[Data entries]
☆ ☆ ☆ ☆
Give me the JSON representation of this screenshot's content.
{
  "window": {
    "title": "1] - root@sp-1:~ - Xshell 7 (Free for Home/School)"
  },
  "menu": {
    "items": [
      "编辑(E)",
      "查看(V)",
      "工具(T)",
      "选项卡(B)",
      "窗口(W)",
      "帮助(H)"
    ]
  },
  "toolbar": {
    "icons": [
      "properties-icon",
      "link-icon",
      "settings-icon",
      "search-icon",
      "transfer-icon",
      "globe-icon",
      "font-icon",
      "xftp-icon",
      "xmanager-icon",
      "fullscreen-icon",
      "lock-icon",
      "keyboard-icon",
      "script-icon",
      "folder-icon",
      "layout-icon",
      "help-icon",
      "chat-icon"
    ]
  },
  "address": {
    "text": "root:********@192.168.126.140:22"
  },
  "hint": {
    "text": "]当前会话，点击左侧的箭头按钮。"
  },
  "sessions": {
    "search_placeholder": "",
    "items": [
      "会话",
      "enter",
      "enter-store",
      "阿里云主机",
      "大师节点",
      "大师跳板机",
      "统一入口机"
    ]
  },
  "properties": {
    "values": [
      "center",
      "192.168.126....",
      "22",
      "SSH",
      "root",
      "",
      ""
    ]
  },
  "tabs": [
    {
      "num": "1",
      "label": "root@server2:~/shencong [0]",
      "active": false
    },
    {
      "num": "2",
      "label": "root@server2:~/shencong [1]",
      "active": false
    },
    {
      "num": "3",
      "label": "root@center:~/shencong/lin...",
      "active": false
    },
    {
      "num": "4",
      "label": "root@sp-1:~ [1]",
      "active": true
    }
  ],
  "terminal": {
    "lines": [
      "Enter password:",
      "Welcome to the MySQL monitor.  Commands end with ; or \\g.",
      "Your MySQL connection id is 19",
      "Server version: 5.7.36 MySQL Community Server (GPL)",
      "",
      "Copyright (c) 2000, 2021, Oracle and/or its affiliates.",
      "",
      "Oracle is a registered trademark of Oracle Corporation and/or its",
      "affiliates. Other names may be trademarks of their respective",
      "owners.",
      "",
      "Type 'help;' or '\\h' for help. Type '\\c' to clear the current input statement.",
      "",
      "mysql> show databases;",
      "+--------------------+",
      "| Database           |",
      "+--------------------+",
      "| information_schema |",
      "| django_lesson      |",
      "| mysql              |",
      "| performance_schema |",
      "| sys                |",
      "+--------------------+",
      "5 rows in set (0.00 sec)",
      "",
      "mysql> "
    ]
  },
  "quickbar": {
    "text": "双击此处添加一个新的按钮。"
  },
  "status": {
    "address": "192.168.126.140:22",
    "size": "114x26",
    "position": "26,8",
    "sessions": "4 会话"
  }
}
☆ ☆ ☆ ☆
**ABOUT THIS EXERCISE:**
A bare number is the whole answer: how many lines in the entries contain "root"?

**SOLUTION TO THIS TASK:**
7